What to work on:
The expected output is every entry, repeated word for word.

Exercise input:
↓↓↓

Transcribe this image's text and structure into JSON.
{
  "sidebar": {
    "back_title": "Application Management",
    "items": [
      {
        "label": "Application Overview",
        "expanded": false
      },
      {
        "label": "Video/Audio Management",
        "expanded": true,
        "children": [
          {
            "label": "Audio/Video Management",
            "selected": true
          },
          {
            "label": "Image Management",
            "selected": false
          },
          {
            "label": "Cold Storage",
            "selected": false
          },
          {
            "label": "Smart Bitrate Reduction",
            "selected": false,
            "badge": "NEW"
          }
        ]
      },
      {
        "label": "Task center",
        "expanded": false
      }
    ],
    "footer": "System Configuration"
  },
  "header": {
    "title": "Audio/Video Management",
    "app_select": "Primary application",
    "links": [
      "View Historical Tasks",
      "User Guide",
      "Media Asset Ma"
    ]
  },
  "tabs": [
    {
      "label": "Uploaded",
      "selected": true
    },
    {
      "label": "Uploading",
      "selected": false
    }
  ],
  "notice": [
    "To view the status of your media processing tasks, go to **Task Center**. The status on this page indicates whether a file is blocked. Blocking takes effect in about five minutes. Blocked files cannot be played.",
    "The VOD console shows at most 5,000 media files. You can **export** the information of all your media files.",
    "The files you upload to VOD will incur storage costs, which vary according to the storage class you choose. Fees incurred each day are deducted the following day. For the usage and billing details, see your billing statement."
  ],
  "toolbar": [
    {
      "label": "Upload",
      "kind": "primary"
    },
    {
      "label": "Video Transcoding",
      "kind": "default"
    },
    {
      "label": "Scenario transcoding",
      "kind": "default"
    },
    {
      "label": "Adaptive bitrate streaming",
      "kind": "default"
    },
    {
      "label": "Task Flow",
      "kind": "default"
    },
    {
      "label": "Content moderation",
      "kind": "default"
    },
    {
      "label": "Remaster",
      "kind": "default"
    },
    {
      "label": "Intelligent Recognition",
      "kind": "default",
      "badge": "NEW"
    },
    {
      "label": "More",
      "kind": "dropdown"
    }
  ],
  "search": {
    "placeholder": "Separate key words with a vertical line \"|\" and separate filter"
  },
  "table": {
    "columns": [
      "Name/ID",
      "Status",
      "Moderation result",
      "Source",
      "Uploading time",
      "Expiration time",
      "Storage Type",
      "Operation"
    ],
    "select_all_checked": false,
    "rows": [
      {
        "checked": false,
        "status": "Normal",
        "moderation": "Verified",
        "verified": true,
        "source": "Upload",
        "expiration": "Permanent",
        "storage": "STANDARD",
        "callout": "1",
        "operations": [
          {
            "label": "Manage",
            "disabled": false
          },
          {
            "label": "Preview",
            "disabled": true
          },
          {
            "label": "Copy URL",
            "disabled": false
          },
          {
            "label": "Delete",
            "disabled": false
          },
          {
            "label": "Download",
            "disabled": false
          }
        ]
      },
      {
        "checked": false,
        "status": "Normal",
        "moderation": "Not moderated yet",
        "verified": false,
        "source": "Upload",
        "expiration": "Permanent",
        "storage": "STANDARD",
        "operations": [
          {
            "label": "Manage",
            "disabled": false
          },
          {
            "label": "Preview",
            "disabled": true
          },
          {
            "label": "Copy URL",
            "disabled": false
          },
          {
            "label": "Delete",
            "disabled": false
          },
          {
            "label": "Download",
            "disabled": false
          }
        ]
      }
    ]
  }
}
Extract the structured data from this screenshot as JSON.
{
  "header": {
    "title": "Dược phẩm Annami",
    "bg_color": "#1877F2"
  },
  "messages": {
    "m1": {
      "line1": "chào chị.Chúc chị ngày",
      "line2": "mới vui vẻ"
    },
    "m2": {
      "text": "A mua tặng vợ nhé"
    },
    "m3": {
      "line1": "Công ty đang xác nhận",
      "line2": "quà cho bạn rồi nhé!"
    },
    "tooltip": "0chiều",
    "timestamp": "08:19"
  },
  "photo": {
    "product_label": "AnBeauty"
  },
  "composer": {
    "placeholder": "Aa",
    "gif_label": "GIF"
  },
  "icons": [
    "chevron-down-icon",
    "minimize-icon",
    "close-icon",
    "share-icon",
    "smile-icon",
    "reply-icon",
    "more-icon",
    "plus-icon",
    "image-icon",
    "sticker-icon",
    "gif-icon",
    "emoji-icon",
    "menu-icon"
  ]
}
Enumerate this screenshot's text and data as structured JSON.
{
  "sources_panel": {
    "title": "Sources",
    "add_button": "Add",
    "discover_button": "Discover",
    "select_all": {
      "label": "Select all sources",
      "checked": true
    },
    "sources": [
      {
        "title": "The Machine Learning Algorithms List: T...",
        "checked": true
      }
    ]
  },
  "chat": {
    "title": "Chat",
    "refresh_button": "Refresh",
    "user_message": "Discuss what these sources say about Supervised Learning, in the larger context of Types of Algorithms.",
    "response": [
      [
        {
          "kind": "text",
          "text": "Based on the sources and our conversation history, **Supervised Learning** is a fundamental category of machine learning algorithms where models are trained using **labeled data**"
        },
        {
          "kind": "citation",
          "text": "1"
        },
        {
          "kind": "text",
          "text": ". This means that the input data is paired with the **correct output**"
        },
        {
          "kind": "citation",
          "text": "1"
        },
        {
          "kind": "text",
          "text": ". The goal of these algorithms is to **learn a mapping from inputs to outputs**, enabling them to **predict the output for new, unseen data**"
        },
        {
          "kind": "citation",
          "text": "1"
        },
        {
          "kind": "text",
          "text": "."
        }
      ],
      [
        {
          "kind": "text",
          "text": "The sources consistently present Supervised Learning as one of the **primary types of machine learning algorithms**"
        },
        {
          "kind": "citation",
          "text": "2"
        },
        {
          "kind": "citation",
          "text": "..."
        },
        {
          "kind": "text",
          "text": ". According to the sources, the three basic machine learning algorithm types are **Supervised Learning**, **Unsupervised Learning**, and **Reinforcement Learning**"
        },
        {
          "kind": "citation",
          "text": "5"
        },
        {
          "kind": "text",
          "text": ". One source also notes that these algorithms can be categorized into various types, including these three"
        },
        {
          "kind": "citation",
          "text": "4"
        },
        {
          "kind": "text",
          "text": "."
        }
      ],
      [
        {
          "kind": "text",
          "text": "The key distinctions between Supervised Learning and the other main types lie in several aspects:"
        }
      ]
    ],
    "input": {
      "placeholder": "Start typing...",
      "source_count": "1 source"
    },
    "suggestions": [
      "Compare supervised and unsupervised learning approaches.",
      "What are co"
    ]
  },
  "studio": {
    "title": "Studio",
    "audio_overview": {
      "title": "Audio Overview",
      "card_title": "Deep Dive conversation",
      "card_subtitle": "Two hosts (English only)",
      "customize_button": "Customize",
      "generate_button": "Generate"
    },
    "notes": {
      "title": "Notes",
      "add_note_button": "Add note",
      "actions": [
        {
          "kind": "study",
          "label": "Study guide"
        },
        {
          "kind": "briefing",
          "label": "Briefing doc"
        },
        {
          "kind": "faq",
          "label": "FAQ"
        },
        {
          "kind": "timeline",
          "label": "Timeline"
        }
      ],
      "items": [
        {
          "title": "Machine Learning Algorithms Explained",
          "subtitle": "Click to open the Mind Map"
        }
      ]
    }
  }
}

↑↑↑

Reply:
Transcribe this image's text and structure into JSON.
{
  "sidebar": {
    "back_title": "Application Management",
    "items": [
      {
        "label": "Application Overview",
        "expanded": false
      },
      {
        "label": "Video/Audio Management",
        "expanded": true,
        "children": [
          {
            "label": "Audio/Video Management",
            "selected": true
          },
          {
            "label": "Image Management",
            "selected": false
          },
          {
            "label": "Cold Storage",
            "selected": false
          },
          {
            "label": "Smart Bitrate Reduction",
            "selected": false,
            "badge": "NEW"
          }
        ]
      },
      {
        "label": "Task center",
        "expanded": false
      }
    ],
    "footer": "System Configuration"
  },
  "header": {
    "title": "Audio/Video Management",
    "app_select": "Primary application",
    "links": [
      "View Historical Tasks",
      "User Guide",
      "Media Asset Ma"
    ]
  },
  "tabs": [
    {
      "label": "Uploaded",
      "selected": true
    },
    {
      "label": "Uploading",
      "selected": false
    }
  ],
  "notice": [
    "To view the status of your media processing tasks, go to **Task Center**. The status on this page indicates whether a file is blocked. Blocking takes effect in about five minutes. Blocked files cannot be played.",
    "The VOD console shows at most 5,000 media files. You can **export** the information of all your media files.",
    "The files you upload to VOD will incur storage costs, which vary according to the storage class you choose. Fees incurred each day are deducted the following day. For the usage and billing details, see your billing statement."
  ],
  "toolbar": [
    {
      "label": "Upload",
      "kind": "primary"
    },
    {
      "label": "Video Transcoding",
      "kind": "default"
    },
    {
      "label": "Scenario transcoding",
      "kind": "default"
    },
    {
      "label": "Adaptive bitrate streaming",
      "kind": "default"
    },
    {
      "label": "Task Flow",
      "kind": "default"
    },
    {
      "label": "Content moderation",
      "kind": "default"
    },
    {
      "label": "Remaster",
      "kind": "default"
    },
    {
      "label": "Intelligent Recognition",
      "kind": "default",
      "badge": "NEW"
    },
    {
      "label": "More",
      "kind": "dropdown"
    }
  ],
  "search": {
    "placeholder": "Separate key words with a vertical line \"|\" and separate filter"
  },
  "table": {
    "columns": [
      "Name/ID",
      "Status",
      "Moderation result",
      "Source",
      "Uploading time",
      "Expiration time",
      "Storage Type",
      "Operation"
    ],
    "select_all_checked": false,
    "rows": [
      {
        "checked": false,
        "status": "Normal",
        "moderation": "Verified",
        "verified": true,
        "source": "Upload",
        "expiration": "Permanent",
        "storage": "STANDARD",
        "callout": "1",
        "operations": [
          {
            "label": "Manage",
            "disabled": false
          },
          {
            "label": "Preview",
            "disabled": true
          },
          {
            "label": "Copy URL",
            "disabled": false
          },
          {
            "label": "Delete",
            "disabled": false
          },
          {
            "label": "Download",
            "disabled": false
          }
        ]
      },
      {
        "checked": false,
        "status": "Normal",
        "moderation": "Not moderated yet",
        "verified": false,
        "source": "Upload",
        "expiration": "Permanent",
        "storage": "STANDARD",
        "operations": [
          {
            "label": "Manage",
            "disabled": false
          },
          {
            "label": "Preview",
            "disabled": true
          },
          {
            "label": "Copy URL",
            "disabled": false
          },
          {
            "label": "Delete",
            "disabled": false
          },
          {
            "label": "Download",
            "disabled": false
          }
        ]
      }
    ]
  }
}
Extract the structured data from this screenshot as JSON.
{
  "header": {
    "title": "Dược phẩm Annami",
    "bg_color": "#1877F2"
  },
  "messages": {
    "m1": {
      "line1": "chào chị.Chúc chị ngày",
      "line2": "mới vui vẻ"
    },
    "m2": {
      "text": "A mua tặng vợ nhé"
    },
    "m3": {
      "line1": "Công ty đang xác nhận",
      "line2": "quà cho bạn rồi nhé!"
    },
    "tooltip": "0chiều",
    "timestamp": "08:19"
  },
  "photo": {
    "product_label": "AnBeauty"
  },
  "composer": {
    "placeholder": "Aa",
    "gif_label": "GIF"
  },
  "icons": [
    "chevron-down-icon",
    "minimize-icon",
    "close-icon",
    "share-icon",
    "smile-icon",
    "reply-icon",
    "more-icon",
    "plus-icon",
    "image-icon",
    "sticker-icon",
    "gif-icon",
    "emoji-icon",
    "menu-icon"
  ]
}
Enumerate this screenshot's text and data as structured JSON.
{
  "sources_panel": {
    "title": "Sources",
    "add_button": "Add",
    "discover_button": "Discover",
    "select_all": {
      "label": "Select all sources",
      "checked": true
    },
    "sources": [
      {
        "title": "The Machine Learning Algorithms List: T...",
        "checked": true
      }
    ]
  },
  "chat": {
    "title": "Chat",
    "refresh_button": "Refresh",
    "user_message": "Discuss what these sources say about Supervised Learning, in the larger context of Types of Algorithms.",
    "response": [
      [
        {
          "kind": "text",
          "text": "Based on the sources and our conversation history, **Supervised Learning** is a fundamental category of machine learning algorithms where models are trained using **labeled data**"
        },
        {
          "kind": "citation",
          "text": "1"
        },
        {
          "kind": "text",
          "text": ". This means that the input data is paired with the **correct output**"
        },
        {
          "kind": "citation",
          "text": "1"
        },
        {
          "kind": "text",
          "text": ". The goal of these algorithms is to **learn a mapping from inputs to outputs**, enabling them to **predict the output for new, unseen data**"
        },
        {
          "kind": "citation",
          "text": "1"
        },
        {
          "kind": "text",
          "text": "."
        }
      ],
      [
        {
          "kind": "text",
          "text": "The sources consistently present Supervised Learning as one of the **primary types of machine learning algorithms**"
        },
        {
          "kind": "citation",
          "text": "2"
        },
        {
          "kind": "citation",
          "text": "..."
        },
        {
          "kind": "text",
          "text": ". According to the sources, the three basic machine learning algorithm types are **Supervised Learning**, **Unsupervised Learning**, and **Reinforcement Learning**"
        },
        {
          "kind": "citation",
          "text": "5"
        },
        {
          "kind": "text",
          "text": ". One source also notes that these algorithms can be categorized into various types, including these three"
        },
        {
          "kind": "citation",
          "text": "4"
        },
        {
          "kind": "text",
          "text": "."
        }
      ],
      [
        {
          "kind": "text",
          "text": "The key distinctions between Supervised Learning and the other main types lie in several aspects:"
        }
      ]
    ],
    "input": {
      "placeholder": "Start typing...",
      "source_count": "1 source"
    },
    "suggestions": [
      "Compare supervised and unsupervised learning approaches.",
      "What are co"
    ]
  },
  "studio": {
    "title": "Studio",
    "audio_overview": {
      "title": "Audio Overview",
      "card_title": "Deep Dive conversation",
      "card_subtitle": "Two hosts (English only)",
      "customize_button": "Customize",
      "generate_button": "Generate"
    },
    "notes": {
      "title": "Notes",
      "add_note_button": "Add note",
      "actions": [
        {
          "kind": "study",
          "label": "Study guide"
        },
        {
          "kind": "briefing",
          "label": "Briefing doc"
        },
        {
          "kind": "faq",
          "label": "FAQ"
        },
        {
          "kind": "timeline",
          "label": "Timeline"
        }
      ],
      "items": [
        {
          "title": "Machine Learning Algorithms Explained",
          "subtitle": "Click to open the Mind Map"
        }
      ]
    }
  }
}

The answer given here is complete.